On view through September 30, Meredith Rosen Gallery presents “Irène Zurkinden: The Paris Years,” an exhibition of works from the 1930s by 20th-century Swiss painter Irène Zurkinden (1909-1987). Although Zurkinden is well known in Europe, this is her first exhibition in the United States.

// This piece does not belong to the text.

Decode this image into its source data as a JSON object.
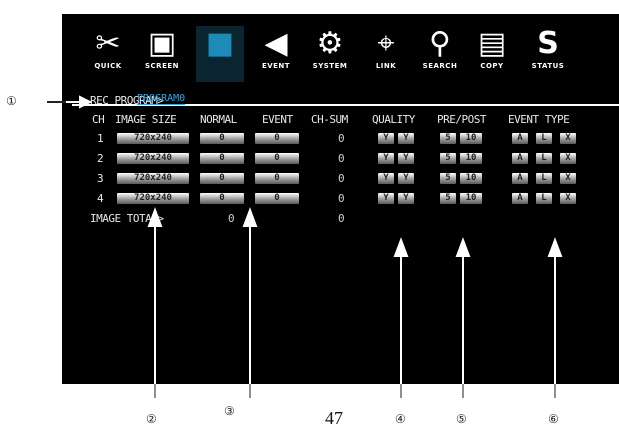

Born in Basel in 1909, Zurkinden went to art school in Paris in 1929. In Paris in the 1930s, Zurkinden joined the community of avant-garde artists and became close to Meret Oppenheim (1913-1985) and the Surrealist group. She was active in the Parisian art scene, taking radical positions on gender, sexuality, and artistic production. The exhibition presents oil paintings, works on paper, and her sketchbook from this period. This period was formative in Zurkinden’s career and had personal significance for her as she moved between her family in Basel and the Parisian artistic community throughout her life.
Zurkinden’s style is characterized by painting techniques based on the various stages of Impressionism, gestural brushstrokes, and deconstructive representations of figures and landscapes.
Brazilian sculptor Tunga (1952-2016) drew on his exploration of alchemy, psychoanalysis, science, and philosophy to create his mythology, in which the issue of immutability and transformation is fundamental. Currently, the Museum of Modern Art of São Paulo is presenting Tunga’s solo exhibition “Eu, Você e a Lua (Me, You and the Moon),” on view through January 28, 2024.
Eponymous with the exhibition title, ‘Eu, Você e a Lua (Me, You, and the Moon)’ is later Tunga’s representative installation made of stone, mirrors, crystal bottles, plaster, resin, and plates suspended from arcs and rods, recurring elements in Tunga’s oeuvre.
A hollow and fossilized large tree trunk stands at the center of the work. The fossilized tree shows the passage of time while emitting fragrance, stimulating the sense of smell in real-time.
The Institute of Arab and Islamic Art (IAIA) presents Iranian artist Behjat Sadr’s (1924-2009) posthumous solo exhibition until August. This is the first U.S. solo exhibition of the artist, who died in 2009.
Sadr made a name for herself in the male-dominated art world in pre-revolutionary Iran with her action paintings of biomorphic forms. Her use of deep black pigments, reminiscent of petroleum, drew attention as a symbolic reference to the political situation in Iran.
A special focus of the show is on her small-scale paintings created during the artist’s battle with cancer. During her treatment in Paris, Sadr collaged photographs of Iranian natural landscapes and Parisian cityscapes and combined them with abstract paintings.
The exhibition emphasizes that painting for the artist was an act of exploring the inherent relationship between the body, memory, and the painting medium. By tracing the artist’s immersion in abstract painting that lasted for more than 50 years, the exhibition seeks to reveal the psychology and memories of the artist as an individual who lived through the local community’s instability, exile, and the coexistence of modernity and tradition.